◆ Task goal: Copy out all lines in the data below containing the string "판매중단".

──────────

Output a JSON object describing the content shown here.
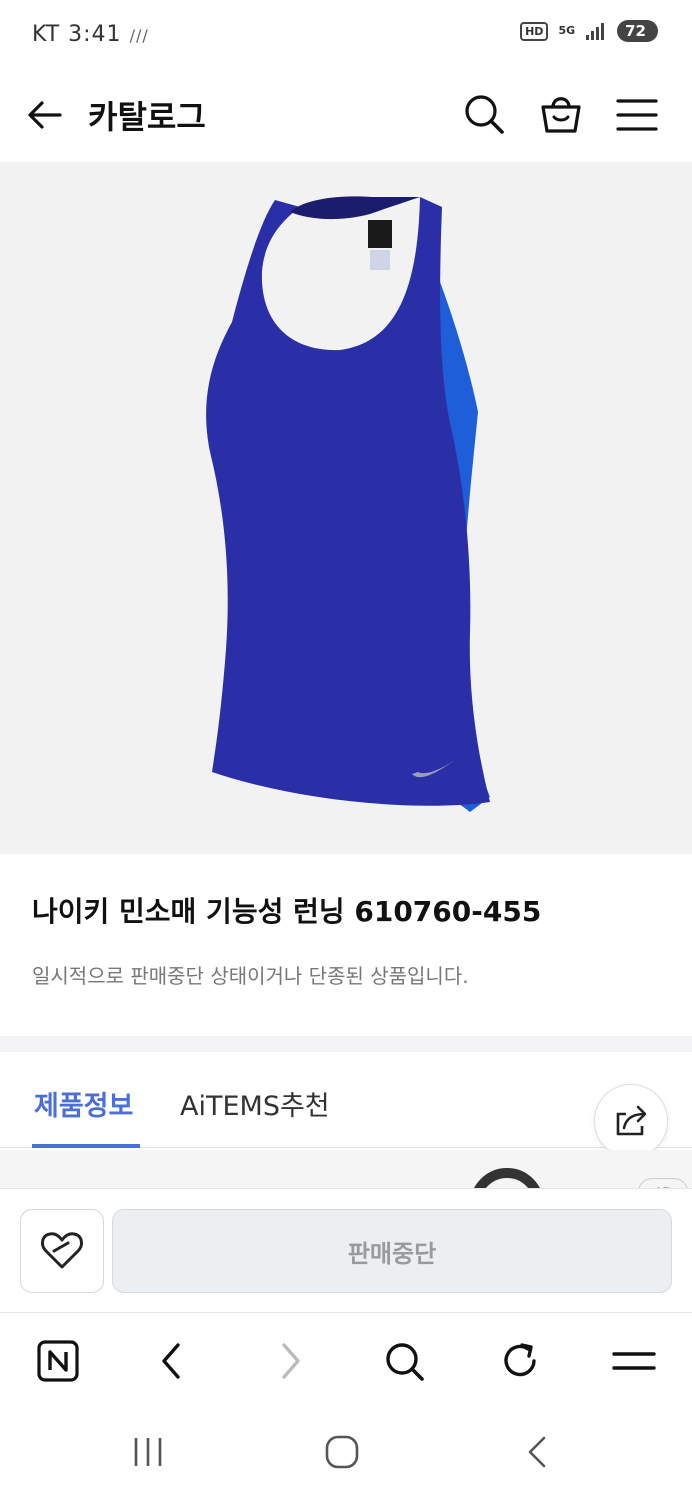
{
  "status_bar": {
    "carrier_time": "KT 3:41",
    "signal_glyph": "///",
    "hd": "HD",
    "network": "5G",
    "battery": "72"
  },
  "header": {
    "title": "카탈로그",
    "icons": [
      "back-arrow-icon",
      "search-icon",
      "shopping-bag-icon",
      "hamburger-menu-icon"
    ]
  },
  "product": {
    "name": "나이키 민소매 기능성 런닝 610760-455",
    "status_text": "일시적으로 판매중단 상태이거나 단종된 상품입니다.",
    "image_colors": {
      "primary": "#2a2fa8",
      "side_panel": "#1e5ed8",
      "background": "#f2f2f2"
    }
  },
  "tabs": [
    {
      "label": "제품정보",
      "active": true
    },
    {
      "label": "AiTEMS추천",
      "active": false
    }
  ],
  "peek": {
    "ad_label": "AD"
  },
  "action_bar": {
    "sold_out_label": "판매중단",
    "wish_icon": "heart-tag-icon"
  },
  "browser_nav": {
    "icons": [
      "naver-n-icon",
      "back-chevron-icon",
      "forward-chevron-icon",
      "search-icon",
      "refresh-icon",
      "menu-icon"
    ]
  },
  "system_nav": {
    "icons": [
      "recent-apps-icon",
      "home-icon",
      "back-icon"
    ]
  },
  "colors": {
    "accent": "#4a6fd6",
    "text_muted": "#777777"
  }
}
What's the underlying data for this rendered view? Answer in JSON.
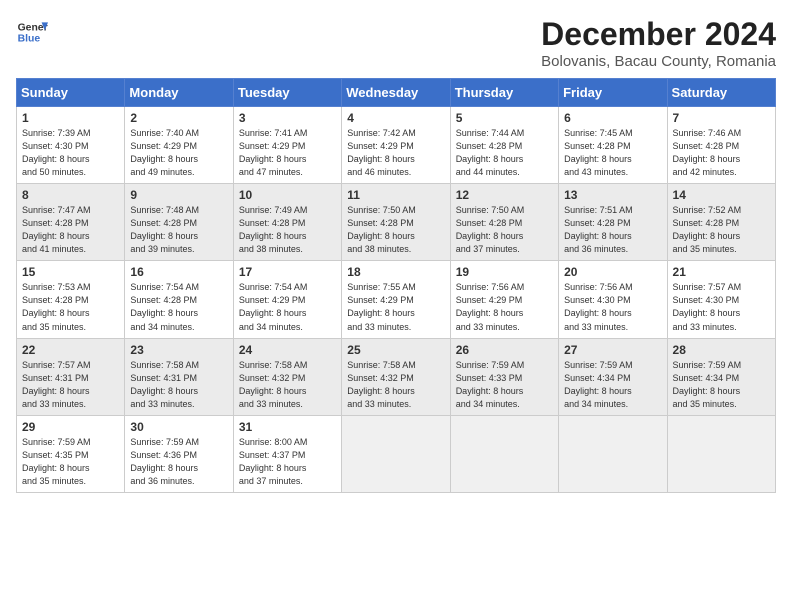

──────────

◆ Reply to the task:
    "status_text": "일시적으로 판매중단 상태이거나 단종된 상품입니다.",
    "sold_out_label": "판매중단",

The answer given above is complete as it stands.